Pain Brioché– Though the exact recipe and the shape of the bread varies with different local traditions, brioché is made with added eggs, butter and a little sugar. Usually, it’s brioché which is chosen when a recipe calls for a bread stuffed with meat or pâté. Foie gras, fattened goose or duck liver are most often served with toasted brioché.
Pain Tresse– Braided bread usually made with white flour, milk, eggs, butter and yeast.
Pain Ficelle– a long thin loaf of bread which weighs around 125 grams, making it shorter and lighter than Baguette. The word ficelle translates to ‘string’ outside bakeries and supermarkets in France.
Pain d’Épice– In France, Gingerbread is appreciated like art as many of its producers are considered artists.
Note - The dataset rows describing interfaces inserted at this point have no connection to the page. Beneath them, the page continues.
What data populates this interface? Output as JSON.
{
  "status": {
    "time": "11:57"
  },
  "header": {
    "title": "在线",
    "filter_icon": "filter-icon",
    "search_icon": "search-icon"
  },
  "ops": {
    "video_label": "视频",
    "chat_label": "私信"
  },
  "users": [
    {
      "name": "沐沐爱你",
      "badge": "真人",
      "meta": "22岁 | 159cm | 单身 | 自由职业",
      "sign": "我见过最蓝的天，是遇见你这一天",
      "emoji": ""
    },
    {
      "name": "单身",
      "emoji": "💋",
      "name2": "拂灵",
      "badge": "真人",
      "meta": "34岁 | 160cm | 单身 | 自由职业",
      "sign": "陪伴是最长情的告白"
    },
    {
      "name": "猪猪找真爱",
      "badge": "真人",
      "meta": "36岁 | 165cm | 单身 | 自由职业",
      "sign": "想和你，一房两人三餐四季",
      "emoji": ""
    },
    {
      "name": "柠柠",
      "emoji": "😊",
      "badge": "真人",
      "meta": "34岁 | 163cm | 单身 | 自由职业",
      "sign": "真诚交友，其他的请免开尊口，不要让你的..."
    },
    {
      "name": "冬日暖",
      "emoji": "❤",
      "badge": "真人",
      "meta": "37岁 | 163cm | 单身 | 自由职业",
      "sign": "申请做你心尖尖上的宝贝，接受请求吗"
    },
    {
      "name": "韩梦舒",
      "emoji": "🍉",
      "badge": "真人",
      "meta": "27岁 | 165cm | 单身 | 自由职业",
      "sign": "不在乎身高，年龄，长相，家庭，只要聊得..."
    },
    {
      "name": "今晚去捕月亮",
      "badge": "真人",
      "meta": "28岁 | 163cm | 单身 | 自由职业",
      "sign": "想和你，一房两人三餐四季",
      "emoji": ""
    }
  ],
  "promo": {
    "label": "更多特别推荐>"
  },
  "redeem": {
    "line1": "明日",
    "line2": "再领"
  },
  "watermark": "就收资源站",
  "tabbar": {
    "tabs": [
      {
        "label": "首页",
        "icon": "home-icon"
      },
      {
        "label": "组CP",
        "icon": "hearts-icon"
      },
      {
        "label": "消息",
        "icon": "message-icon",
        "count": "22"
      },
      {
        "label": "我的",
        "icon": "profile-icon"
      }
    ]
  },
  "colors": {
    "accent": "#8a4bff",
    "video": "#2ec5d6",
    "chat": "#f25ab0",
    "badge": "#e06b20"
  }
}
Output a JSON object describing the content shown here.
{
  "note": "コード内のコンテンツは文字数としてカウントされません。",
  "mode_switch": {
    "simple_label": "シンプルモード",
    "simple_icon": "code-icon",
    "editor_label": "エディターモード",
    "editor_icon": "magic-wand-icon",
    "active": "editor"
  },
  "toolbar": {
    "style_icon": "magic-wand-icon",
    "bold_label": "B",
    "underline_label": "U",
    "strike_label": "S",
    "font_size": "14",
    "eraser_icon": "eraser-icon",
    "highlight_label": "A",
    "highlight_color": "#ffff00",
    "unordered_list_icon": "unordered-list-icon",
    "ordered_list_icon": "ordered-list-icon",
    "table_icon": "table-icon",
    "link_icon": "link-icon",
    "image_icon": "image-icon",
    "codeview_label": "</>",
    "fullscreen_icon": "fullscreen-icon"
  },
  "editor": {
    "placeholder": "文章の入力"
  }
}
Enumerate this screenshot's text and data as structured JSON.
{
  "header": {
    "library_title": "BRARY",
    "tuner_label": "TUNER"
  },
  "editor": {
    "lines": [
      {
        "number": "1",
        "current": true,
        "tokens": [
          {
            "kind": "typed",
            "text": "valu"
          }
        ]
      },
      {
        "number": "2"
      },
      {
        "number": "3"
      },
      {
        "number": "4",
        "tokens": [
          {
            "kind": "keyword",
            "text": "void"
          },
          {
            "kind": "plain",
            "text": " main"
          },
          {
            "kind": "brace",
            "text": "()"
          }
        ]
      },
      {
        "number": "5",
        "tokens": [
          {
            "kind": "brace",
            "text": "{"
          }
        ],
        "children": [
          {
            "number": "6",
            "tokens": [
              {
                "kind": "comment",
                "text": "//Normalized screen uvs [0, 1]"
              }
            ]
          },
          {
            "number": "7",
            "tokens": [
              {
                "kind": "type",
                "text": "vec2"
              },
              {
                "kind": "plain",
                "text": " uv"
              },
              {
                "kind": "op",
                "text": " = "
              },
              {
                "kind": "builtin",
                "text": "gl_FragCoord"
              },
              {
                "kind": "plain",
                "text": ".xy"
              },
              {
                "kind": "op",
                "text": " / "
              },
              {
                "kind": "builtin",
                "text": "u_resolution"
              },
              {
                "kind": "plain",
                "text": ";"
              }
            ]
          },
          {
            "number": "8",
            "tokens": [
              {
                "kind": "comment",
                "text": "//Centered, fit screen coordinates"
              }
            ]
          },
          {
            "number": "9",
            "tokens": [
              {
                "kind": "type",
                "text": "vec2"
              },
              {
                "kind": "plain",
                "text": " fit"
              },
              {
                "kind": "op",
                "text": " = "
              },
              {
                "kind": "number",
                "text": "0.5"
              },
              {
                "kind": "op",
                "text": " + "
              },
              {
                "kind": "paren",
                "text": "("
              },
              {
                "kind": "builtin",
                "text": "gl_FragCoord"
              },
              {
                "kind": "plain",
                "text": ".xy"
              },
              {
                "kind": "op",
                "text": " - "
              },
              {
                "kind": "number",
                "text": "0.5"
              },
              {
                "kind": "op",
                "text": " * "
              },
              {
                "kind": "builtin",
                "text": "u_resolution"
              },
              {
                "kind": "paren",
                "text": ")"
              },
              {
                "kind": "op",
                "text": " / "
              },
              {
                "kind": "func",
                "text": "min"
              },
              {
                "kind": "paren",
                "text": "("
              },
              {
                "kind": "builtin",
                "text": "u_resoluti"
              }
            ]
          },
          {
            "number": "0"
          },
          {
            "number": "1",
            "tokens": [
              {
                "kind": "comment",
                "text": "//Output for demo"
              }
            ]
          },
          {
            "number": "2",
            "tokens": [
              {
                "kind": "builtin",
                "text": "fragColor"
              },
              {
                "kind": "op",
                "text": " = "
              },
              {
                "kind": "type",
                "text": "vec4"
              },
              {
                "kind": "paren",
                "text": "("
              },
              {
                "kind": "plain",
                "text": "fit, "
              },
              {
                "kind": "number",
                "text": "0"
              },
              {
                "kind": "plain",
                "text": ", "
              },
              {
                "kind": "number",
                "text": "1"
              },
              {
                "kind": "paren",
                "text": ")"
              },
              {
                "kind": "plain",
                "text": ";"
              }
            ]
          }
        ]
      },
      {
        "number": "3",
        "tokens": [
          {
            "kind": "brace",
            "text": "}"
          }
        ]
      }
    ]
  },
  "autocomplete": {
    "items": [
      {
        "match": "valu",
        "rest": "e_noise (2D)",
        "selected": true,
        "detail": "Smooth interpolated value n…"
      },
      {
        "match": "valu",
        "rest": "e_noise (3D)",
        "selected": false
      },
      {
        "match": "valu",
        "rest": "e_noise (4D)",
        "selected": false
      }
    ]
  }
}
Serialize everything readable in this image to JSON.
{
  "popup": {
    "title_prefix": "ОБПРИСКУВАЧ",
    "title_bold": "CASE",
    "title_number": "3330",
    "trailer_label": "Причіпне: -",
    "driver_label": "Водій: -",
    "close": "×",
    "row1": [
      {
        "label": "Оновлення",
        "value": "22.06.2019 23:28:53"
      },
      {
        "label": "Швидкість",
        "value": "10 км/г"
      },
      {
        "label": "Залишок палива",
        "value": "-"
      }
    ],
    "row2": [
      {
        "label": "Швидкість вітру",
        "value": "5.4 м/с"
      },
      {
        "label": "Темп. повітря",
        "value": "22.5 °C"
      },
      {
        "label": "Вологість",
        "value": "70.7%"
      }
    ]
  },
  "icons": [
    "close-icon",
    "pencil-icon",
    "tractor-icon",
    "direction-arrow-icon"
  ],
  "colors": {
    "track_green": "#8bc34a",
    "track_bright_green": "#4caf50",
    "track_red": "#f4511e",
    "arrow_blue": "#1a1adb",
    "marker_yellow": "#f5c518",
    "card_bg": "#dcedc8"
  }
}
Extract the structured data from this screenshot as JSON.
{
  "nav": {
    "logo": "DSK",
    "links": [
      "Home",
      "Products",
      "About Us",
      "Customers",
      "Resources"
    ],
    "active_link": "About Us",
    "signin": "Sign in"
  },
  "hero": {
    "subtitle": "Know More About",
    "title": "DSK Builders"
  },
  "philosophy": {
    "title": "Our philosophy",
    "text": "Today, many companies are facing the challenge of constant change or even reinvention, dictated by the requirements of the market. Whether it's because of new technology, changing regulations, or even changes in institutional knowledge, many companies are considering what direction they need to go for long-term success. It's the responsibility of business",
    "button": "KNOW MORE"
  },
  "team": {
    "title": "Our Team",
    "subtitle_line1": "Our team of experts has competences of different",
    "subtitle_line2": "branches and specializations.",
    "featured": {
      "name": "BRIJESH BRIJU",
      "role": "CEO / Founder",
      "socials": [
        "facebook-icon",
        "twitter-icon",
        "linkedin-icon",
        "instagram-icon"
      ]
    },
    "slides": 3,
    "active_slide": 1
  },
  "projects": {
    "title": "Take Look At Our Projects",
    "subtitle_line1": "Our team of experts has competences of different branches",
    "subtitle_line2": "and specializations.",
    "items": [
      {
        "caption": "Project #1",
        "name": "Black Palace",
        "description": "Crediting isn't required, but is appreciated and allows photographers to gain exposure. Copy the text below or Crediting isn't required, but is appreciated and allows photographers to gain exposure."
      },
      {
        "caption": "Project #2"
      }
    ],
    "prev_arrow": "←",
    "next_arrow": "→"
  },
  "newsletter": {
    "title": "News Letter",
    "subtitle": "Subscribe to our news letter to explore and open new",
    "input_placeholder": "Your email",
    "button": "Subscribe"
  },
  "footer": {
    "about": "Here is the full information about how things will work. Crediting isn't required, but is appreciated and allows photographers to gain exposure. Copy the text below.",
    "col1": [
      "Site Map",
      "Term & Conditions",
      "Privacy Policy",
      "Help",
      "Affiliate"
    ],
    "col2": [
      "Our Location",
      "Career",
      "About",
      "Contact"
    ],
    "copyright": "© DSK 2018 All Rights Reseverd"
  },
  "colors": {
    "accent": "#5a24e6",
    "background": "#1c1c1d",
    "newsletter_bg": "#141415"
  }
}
Often French gingerbread will be studded with candied fruits and others may be on a menu when served with warm chocolate and or ice cream. Made with wheat, rye or mixed flours flavored with ginger and sweetened with honey, nutmeg, cloves, and cinnamon may be added depending on the tradition it is being made for.
Pain Beignets– A breakfast pastry in France Pain Beignet is French for Donuts. Nothing like its American counterparts, this is a square of fried dough eaten hot sprinkled with icing sugar.
Pain de Mais– Cornbread.
Pain de Campagne or Pain Miche– With variety of recipes and shapes, French sourdough or country bread, may be made with standard wheat flour, whole wheat flour or mixed flours. One of the most traditional recipes of this bread is a combination of white flour with whole wheat flour and/or rye flour, water, leavening (baker’s yeast) and salt.
Pain au Levain– Sourdough bread made with a mixture of water and flour where it develops a culture of yeast and lactic acid bacteria.
Pain Doré or Pain Perdu– Translated as golden bread, this is another name for French toast. It is made with breads soaked in eggs + milk and then fried.
Pain Fougasse and Fougassette– Originated in the city of Nice and other surrounding villages, these traditional breads were formerly just crusty bread made of baguette dough brushed with olive oil and flavoured with orange zest. Now, the recipes of fougasse breads have changed beyond recognition—with a variety of shapes, sizes and flavours.
Special French Breads:
Pain speciaux– Specialty breads contain added ingredients like unique mixtures of grains and seeds, added fats, sweeteners and dairy products.
Pain Croûte à Potage or a Potage son sous Béret– The bread crust that is used to cover soup and as beret literally translates to cap, it is the head covering. These coverings are rarely, if ever, eaten.
Gros Pain– It is literally translated to Large Bread. It is traditionally sold by weight and different shapes and sizes.
Pain sans Levain, Pain Azymes, or Pain Juif– Crudely translated as bread without the “Levain” meaning unleavened bread. These breads are not prepared with the help of raising agents like yeast.
Petit Pains– Translated as “little bread or bread rolls” is France have different names, for each shape and each recipe used for the traditional bread rolls offered in restaurants or sold in supermarkets.
Well, this took ‘le pain’-fully long, am I right or am I right?
Just Kidding. Do let us know about your Baguette (and others) experiences in the comments below!